The use of microorganisms for fertility is an exacting process using inexact tools in the production of food, fiber and fuel. Each farmer’s fertility program for plant growth is tied to the desired response of the plants. A simpler way to put it is; how much would you like to produce, at what rate and at what cost to the environment and to the farmer using the inputs? For field crops, newer genetic combinations are race horses in the sense of their yield potential, but also in their need for attention whether fertility or otherwise.
This has been a large part of fostering a reliance on petrochemical industries for growing plants. Our challenge is to grow these plants using different techniques, relying on more natural production strategies — particularly in the use of fertility products.
Microorganisms for Fertility: Fundamentals
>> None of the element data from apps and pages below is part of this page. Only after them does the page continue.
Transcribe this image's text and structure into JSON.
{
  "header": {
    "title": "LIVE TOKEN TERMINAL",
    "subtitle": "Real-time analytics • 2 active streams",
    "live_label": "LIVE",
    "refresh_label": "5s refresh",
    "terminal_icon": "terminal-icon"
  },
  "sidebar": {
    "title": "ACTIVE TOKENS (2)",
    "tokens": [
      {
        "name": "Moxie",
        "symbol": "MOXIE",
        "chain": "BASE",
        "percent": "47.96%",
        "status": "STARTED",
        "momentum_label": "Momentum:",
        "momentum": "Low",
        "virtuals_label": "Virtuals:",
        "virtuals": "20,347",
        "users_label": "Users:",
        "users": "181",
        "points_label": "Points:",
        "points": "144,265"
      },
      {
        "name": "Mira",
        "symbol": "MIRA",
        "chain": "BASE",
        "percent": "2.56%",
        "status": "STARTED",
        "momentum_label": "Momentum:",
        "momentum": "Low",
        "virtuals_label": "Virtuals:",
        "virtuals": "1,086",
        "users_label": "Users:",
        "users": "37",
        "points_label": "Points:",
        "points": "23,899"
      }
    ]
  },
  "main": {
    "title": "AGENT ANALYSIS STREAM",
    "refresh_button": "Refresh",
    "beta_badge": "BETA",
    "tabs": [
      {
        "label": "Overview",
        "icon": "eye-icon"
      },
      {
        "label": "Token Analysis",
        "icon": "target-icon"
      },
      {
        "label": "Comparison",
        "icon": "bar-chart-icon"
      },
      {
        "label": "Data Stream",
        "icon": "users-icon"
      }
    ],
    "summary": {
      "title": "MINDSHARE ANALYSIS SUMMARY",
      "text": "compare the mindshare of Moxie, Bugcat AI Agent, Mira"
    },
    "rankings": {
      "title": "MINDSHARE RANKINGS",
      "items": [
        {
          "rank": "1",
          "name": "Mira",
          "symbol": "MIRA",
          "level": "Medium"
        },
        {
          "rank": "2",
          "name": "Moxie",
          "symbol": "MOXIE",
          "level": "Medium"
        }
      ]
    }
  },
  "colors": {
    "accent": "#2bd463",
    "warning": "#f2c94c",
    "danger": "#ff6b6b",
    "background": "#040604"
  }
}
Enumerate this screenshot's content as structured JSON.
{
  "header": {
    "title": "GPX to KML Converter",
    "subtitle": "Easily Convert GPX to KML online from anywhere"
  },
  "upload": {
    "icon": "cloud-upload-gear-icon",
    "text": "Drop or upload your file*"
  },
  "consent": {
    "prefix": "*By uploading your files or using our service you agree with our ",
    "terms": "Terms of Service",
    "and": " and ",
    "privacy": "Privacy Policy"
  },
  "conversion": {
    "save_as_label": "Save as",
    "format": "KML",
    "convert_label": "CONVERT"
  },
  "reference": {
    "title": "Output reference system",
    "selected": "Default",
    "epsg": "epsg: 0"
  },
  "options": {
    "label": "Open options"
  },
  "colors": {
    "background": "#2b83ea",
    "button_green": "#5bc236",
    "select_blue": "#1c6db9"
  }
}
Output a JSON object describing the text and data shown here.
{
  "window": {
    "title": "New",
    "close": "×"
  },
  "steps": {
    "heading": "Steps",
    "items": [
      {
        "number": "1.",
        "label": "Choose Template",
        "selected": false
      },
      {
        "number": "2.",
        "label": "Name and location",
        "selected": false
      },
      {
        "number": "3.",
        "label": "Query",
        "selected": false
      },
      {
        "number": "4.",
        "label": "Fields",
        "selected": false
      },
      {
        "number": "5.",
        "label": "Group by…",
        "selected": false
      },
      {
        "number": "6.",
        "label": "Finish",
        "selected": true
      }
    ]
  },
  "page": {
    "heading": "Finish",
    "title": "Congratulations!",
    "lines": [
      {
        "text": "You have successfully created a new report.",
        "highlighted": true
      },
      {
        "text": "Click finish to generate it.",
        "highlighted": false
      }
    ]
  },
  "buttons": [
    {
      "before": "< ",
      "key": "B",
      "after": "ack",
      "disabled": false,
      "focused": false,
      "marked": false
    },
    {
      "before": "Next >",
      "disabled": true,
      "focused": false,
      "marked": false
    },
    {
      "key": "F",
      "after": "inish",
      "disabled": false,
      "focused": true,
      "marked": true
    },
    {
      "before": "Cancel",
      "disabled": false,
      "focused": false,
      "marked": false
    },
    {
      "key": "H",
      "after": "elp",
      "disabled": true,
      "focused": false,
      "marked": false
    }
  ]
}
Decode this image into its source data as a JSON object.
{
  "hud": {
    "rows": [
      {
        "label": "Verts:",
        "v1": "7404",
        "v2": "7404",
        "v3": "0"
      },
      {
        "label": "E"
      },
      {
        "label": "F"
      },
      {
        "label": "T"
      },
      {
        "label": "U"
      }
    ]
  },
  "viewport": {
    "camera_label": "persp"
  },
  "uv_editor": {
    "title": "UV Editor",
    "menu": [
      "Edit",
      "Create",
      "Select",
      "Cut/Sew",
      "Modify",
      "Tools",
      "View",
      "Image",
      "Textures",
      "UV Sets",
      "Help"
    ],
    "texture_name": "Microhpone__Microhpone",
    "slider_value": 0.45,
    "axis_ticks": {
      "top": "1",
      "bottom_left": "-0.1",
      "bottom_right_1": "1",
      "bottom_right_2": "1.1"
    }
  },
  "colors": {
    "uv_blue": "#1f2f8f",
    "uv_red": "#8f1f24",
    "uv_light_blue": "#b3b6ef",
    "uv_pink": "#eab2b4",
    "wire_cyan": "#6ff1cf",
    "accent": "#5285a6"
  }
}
Microorganisms are a fundamental part of healthy soils, plants and people. We’re still trying to understand how they contribute to the health of soil and how their omnipresence impacts our environment. This can and will have a direct impact on our ability to provide for plant fertility using microbially mediated processes as we understand and harness this interconnected web of life.
Harnessing microorganisms for reliable use has been and will continue to be problematic. The interactions and complexities of the soil microbial community are not well understood.
What is understood is the promise and possibilities they have in providing supplemental, complementary or replacement sources of fertility to plants. Building products that have reliability and performance characteristics similar to more widely accepted sources with better economic and environmental consequences is already happening and getting better. Continue Reading →